-- PROBLEM STATEMENT --
Return the full set of entries exactly. Omit none.

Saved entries
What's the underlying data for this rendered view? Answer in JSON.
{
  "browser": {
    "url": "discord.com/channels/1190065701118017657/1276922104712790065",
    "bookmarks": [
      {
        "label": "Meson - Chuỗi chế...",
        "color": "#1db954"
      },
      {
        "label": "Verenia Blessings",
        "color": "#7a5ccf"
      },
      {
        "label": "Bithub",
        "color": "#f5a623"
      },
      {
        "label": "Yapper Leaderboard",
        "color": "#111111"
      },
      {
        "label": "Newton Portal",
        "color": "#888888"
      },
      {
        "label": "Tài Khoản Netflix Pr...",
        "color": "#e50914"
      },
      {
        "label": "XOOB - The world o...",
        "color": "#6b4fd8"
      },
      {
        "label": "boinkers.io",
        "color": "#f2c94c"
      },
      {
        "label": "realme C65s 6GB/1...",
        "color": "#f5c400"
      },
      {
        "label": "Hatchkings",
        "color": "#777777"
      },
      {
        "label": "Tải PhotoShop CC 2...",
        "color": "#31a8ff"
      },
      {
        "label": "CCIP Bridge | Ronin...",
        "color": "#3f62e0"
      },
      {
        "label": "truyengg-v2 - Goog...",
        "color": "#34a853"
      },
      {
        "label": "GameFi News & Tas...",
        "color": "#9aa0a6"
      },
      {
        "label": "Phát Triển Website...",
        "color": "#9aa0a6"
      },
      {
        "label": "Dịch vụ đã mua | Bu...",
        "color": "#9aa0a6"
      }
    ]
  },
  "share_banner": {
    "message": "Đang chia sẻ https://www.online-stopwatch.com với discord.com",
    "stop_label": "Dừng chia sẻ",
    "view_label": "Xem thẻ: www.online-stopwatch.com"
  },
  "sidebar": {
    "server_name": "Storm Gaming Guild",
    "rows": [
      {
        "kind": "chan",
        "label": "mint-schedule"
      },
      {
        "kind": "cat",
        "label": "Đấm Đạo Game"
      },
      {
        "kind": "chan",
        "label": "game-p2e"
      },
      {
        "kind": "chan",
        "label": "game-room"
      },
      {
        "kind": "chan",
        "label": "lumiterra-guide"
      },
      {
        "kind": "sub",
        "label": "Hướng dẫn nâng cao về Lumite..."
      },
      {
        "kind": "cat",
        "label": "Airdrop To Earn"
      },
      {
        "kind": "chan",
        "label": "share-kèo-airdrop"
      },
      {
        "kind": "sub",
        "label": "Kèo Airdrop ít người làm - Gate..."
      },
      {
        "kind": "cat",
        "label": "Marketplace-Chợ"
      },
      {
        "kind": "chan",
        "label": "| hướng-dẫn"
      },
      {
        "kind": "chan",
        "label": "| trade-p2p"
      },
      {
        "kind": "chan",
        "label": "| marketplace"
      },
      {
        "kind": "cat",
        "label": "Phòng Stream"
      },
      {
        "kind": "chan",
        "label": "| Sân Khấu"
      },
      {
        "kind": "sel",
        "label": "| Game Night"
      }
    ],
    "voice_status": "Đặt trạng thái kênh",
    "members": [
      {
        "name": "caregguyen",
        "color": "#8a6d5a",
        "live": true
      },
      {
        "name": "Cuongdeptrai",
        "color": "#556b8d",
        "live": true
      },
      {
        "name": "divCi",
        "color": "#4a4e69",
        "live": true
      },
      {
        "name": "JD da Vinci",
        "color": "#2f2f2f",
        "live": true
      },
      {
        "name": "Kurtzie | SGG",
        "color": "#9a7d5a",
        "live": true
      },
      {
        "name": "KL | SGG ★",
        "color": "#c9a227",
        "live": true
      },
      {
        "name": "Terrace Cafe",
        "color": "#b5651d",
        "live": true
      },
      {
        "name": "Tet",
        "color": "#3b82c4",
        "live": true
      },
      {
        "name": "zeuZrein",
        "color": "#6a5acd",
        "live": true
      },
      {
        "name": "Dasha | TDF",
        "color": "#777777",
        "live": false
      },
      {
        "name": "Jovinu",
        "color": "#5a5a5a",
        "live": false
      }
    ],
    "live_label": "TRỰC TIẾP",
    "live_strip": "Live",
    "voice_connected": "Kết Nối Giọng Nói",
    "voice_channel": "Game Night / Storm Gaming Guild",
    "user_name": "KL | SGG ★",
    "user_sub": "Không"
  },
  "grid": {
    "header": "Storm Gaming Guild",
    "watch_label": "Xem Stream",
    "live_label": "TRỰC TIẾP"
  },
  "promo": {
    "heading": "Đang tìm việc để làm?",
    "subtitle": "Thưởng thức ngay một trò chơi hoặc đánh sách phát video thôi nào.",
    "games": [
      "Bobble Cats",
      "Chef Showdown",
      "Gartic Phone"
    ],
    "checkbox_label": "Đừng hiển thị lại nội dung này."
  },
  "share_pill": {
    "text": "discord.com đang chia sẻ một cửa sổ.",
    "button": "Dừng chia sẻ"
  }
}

-- TASK SOLUTION --
What's the underlying data for this rendered view? Answer in JSON.
{
  "browser": {
    "url": "discord.com/channels/1190065701118017657/1276922104712790065",
    "bookmarks": [
      {
        "label": "Meson - Chuỗi chế...",
        "color": "#1db954"
      },
      {
        "label": "Verenia Blessings",
        "color": "#7a5ccf"
      },
      {
        "label": "Bithub",
        "color": "#f5a623"
      },
      {
        "label": "Yapper Leaderboard",
        "color": "#111111"
      },
      {
        "label": "Newton Portal",
        "color": "#888888"
      },
      {
        "label": "Tài Khoản Netflix Pr...",
        "color": "#e50914"
      },
      {
        "label": "XOOB - The world o...",
        "color": "#6b4fd8"
      },
      {
        "label": "boinkers.io",
        "color": "#f2c94c"
      },
      {
        "label": "realme C65s 6GB/1...",
        "color": "#f5c400"
      },
      {
        "label": "Hatchkings",
        "color": "#777777"
      },
      {
        "label": "Tải PhotoShop CC 2...",
        "color": "#31a8ff"
      },
      {
        "label": "CCIP Bridge | Ronin...",
        "color": "#3f62e0"
      },
      {
        "label": "truyengg-v2 - Goog...",
        "color": "#34a853"
      },
      {
        "label": "GameFi News & Tas...",
        "color": "#9aa0a6"
      },
      {
        "label": "Phát Triển Website...",
        "color": "#9aa0a6"
      },
      {
        "label": "Dịch vụ đã mua | Bu...",
        "color": "#9aa0a6"
      }
    ]
  },
  "share_banner": {
    "message": "Đang chia sẻ https://www.online-stopwatch.com với discord.com",
    "stop_label": "Dừng chia sẻ",
    "view_label": "Xem thẻ: www.online-stopwatch.com"
  },
  "sidebar": {
    "server_name": "Storm Gaming Guild",
    "rows": [
      {
        "kind": "chan",
        "label": "mint-schedule"
      },
      {
        "kind": "cat",
        "label": "Đấm Đạo Game"
      },
      {
        "kind": "chan",
        "label": "game-p2e"
      },
      {
        "kind": "chan",
        "label": "game-room"
      },
      {
        "kind": "chan",
        "label": "lumiterra-guide"
      },
      {
        "kind": "sub",
        "label": "Hướng dẫn nâng cao về Lumite..."
      },
      {
        "kind": "cat",
        "label": "Airdrop To Earn"
      },
      {
        "kind": "chan",
        "label": "share-kèo-airdrop"
      },
      {
        "kind": "sub",
        "label": "Kèo Airdrop ít người làm - Gate..."
      },
      {
        "kind": "cat",
        "label": "Marketplace-Chợ"
      },
      {
        "kind": "chan",
        "label": "| hướng-dẫn"
      },
      {
        "kind": "chan",
        "label": "| trade-p2p"
      },
      {
        "kind": "chan",
        "label": "| marketplace"
      },
      {
        "kind": "cat",
        "label": "Phòng Stream"
      },
      {
        "kind": "chan",
        "label": "| Sân Khấu"
      },
      {
        "kind": "sel",
        "label": "| Game Night"
      }
    ],
    "voice_status": "Đặt trạng thái kênh",
    "members": [
      {
        "name": "caregguyen",
        "color": "#8a6d5a",
        "live": true
      },
      {
        "name": "Cuongdeptrai",
        "color": "#556b8d",
        "live": true
      },
      {
        "name": "divCi",
        "color": "#4a4e69",
        "live": true
      },
      {
        "name": "JD da Vinci",
        "color": "#2f2f2f",
        "live": true
      },
      {
        "name": "Kurtzie | SGG",
        "color": "#9a7d5a",
        "live": true
      },
      {
        "name": "KL | SGG ★",
        "color": "#c9a227",
        "live": true
      },
      {
        "name": "Terrace Cafe",
        "color": "#b5651d",
        "live": true
      },
      {
        "name": "Tet",
        "color": "#3b82c4",
        "live": true
      },
      {
        "name": "zeuZrein",
        "color": "#6a5acd",
        "live": true
      },
      {
        "name": "Dasha | TDF",
        "color": "#777777",
        "live": false
      },
      {
        "name": "Jovinu",
        "color": "#5a5a5a",
        "live": false
      }
    ],
    "live_label": "TRỰC TIẾP",
    "live_strip": "Live",
    "voice_connected": "Kết Nối Giọng Nói",
    "voice_channel": "Game Night / Storm Gaming Guild",
    "user_name": "KL | SGG ★",
    "user_sub": "Không"
  },
  "grid": {
    "header": "Storm Gaming Guild",
    "watch_label": "Xem Stream",
    "live_label": "TRỰC TIẾP"
  },
  "promo": {
    "heading": "Đang tìm việc để làm?",
    "subtitle": "Thưởng thức ngay một trò chơi hoặc đánh sách phát video thôi nào.",
    "games": [
      "Bobble Cats",
      "Chef Showdown",
      "Gartic Phone"
    ],
    "checkbox_label": "Đừng hiển thị lại nội dung này."
  },
  "share_pill": {
    "text": "discord.com đang chia sẻ một cửa sổ.",
    "button": "Dừng chia sẻ"
  }
}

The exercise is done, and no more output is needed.